Behram Khan is one of the many children hoping for acceptance and visibility in society.
It's a beautiful, sunny October morning. A perfect day for an outdoor swim, something 16-year-old Behram Khan thoroughly enjoys.
But he wasn't always a swimmer.
Behram, who lives with a learning disability, used to attend a reputable private school in Karachi before joining Special Olympics Pakistan (SOP), a non-profit organisation working towards development of children and adults with intellectual disabilities through sports. He is one of the many special athletes training at KMC Sports Complex as part of SOP.
"I liked going to school, but they expelled me because I was failing in my exams," says Behram.
Sensing his pain and struggle, Behram's mother Afsana who is by his side, wraps him in her arms and asks him to focus more about his favourite sport.
Behram's ugly encounter with mainstream education is common among those living with a disability in Pakistan. And like a member of every oppressed group, their struggle for equity and inclusion begins at home.
"You see, the first hurdle a child with a disability faces comes from home," Afsana says. "They just want to be accepted."
"Once you do that, you will see your child improve with leaps and bounds, and grow into a wholesome, independent adult," the special athlete's mother adds. Afsana says Behram's learning disability only surfaced when he started going to school. Ever since then, the mother of two makes sure Behram receives as much of her attention as possible.
Twenty-year-old special athlete Ali Sohail may have trouble speaking, but his sentences are full of meaning. He shares his love for school and dribbling a basketball. Tall and confident, Sohail boasts nobody is as good as him in the basketball court.
Having cleared matriculation ─ albeit in three attempts ─ and failing first year intermediate exams, Sohail's willingness to improve despite his learning disability persists. In few words, he manages to express his desire to continue studying, get a job and integrate into society.
But can an unforgiving mainstream education system like Pakistan's help a person like Sohail to achieve their goals?
"I personally think inclusive education can make the biggest difference for those living with disabilities," says Daniyal Alvi, who leads the Unified Sports programme of Special Olympics.
Inclusion needs to become a part of the educational infrastructure so children with all kinds of talents and abilities get to study, learn and grow together under the same roof, the advocate says. "When a child without a disability grows up in an environment with a classmate who may have one, they would hopefully grow up to become better, kinder and more compassionate adults," Alvi shares.
In addition, there is also a need to implement policies to keep both public and private sector schools in check, says special educator Shaheen Atta.
Atta is a volunteer coach at SOP and teaches swimming to special athletes like Behram. Having spent more than 20 years in the field, the impassioned teacher is exasperated with the system.
"I have been sacked from schools and a lot of times, I have left out of frustration. Behram's story is very common," Atta tells me, adding that schools exploit the situation as well.
"They take advantage of parents who care," Atta divulges – a lot of schools in Karachi charge a hefty monthly fee to accommodate a special needs child. And the cost is even more damaging for girls.

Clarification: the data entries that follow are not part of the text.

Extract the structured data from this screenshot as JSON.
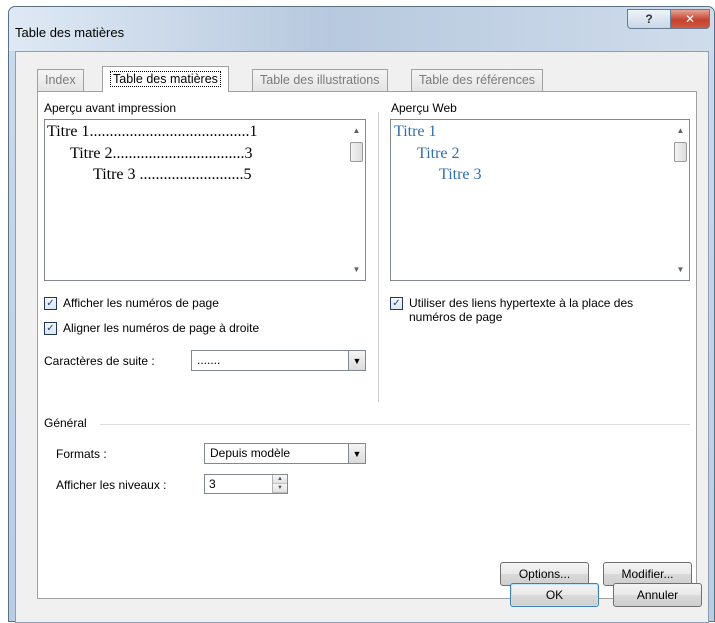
{
  "window": {
    "title": "Table des matières",
    "help_label": "?",
    "close_label": "✕"
  },
  "tabs": [
    {
      "label": "Index",
      "active": false
    },
    {
      "label": "Table des matières",
      "active": true
    },
    {
      "label": "Table des illustrations",
      "active": false
    },
    {
      "label": "Table des références",
      "active": false
    }
  ],
  "print_preview": {
    "label": "Aperçu avant impression",
    "lines": [
      {
        "text": "Titre 1........................................1"
      },
      {
        "text": "Titre 2.................................3"
      },
      {
        "text": "Titre 3 ..........................5"
      }
    ]
  },
  "web_preview": {
    "label": "Aperçu Web",
    "lines": [
      "Titre 1",
      "Titre 2",
      "Titre 3"
    ],
    "link_color": "#2f6fae"
  },
  "options": {
    "show_page_numbers": {
      "label": "Afficher les numéros de page",
      "checked": true
    },
    "align_right": {
      "label": "Aligner les numéros de page à droite",
      "checked": true
    },
    "hyperlinks": {
      "label_line1": "Utiliser des liens hypertexte à la place des",
      "label_line2": "numéros de page",
      "checked": true
    },
    "tab_leader": {
      "label": "Caractères de suite :",
      "value": "......."
    }
  },
  "general": {
    "label": "Général",
    "formats": {
      "label": "Formats :",
      "value": "Depuis modèle"
    },
    "levels": {
      "label": "Afficher les niveaux :",
      "value": "3"
    }
  },
  "buttons": {
    "options": "Options...",
    "modify": "Modifier...",
    "ok": "OK",
    "cancel": "Annuler"
  }
}
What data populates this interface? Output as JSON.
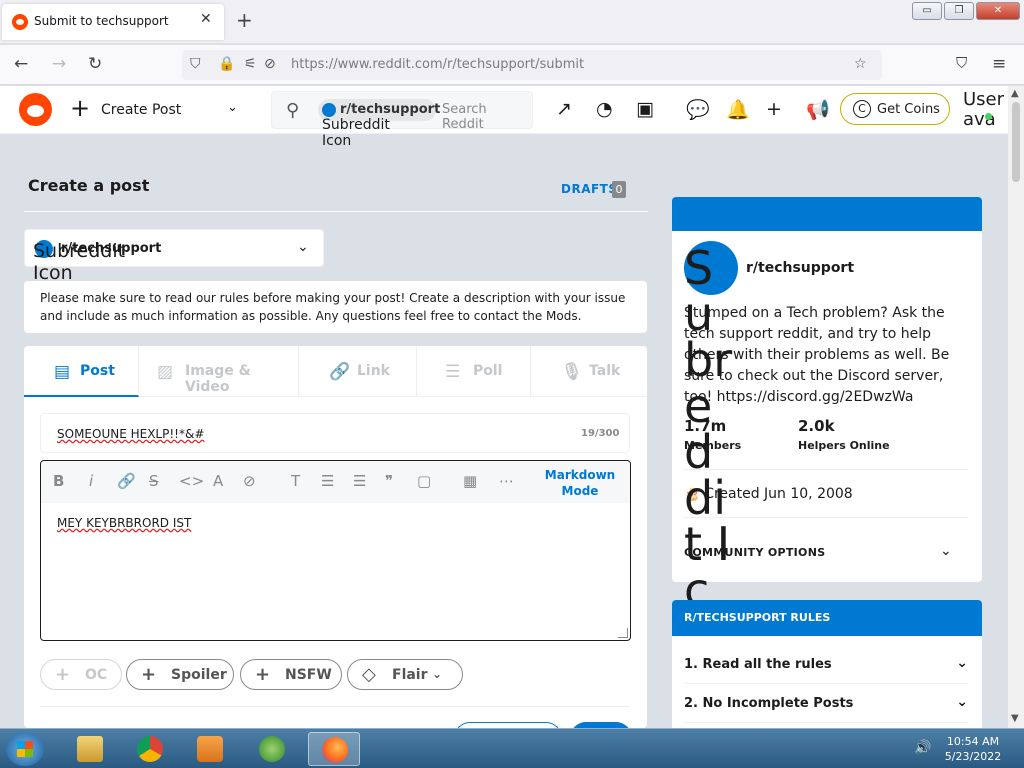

"People here don't believe in investing in their daughters' futures as it is," Atta says.
Parents hide their daughters with disabilities in homes for long periods of time, she says. "They do it to keep their condition hidden. It's a tactic to get them married as soon as possible, and it's rampant."
Blue Band Pakistan recently launched a special campaign for differently-abled children. Titled Acchai Barhnay Do, the initiative aims to create a more inclusive environment for children with disabilities across Pakistan.
Blue Band collaborated with SOP and organised the "Both Buddy & Me" race where regular children between ages of 8 and 13 were paired up with differently-abled children to finish an obstacle course together as a team.The event in Karachi was attended by over a thousand people, including many leading celebrities.
But do feel-good gestures by people not living with a disability make a tangible difference in the lives of those living with one? In short, yes.
"Campaigns are a great medium to highlight the need for conversation around disability rights," says Alvi.
Alvi, who has been in the field for almost 12 years now, feels optimistic about initiatives such as the Both Buddy & Me race.
"We say this quite often in Pakistan that youth is the future of this country, which is why I think such initiatives are a great way to engage the youth," he says.
This content has been independently produced by the writer and Dawn.com. Blueband Pakistan has sponsored this content.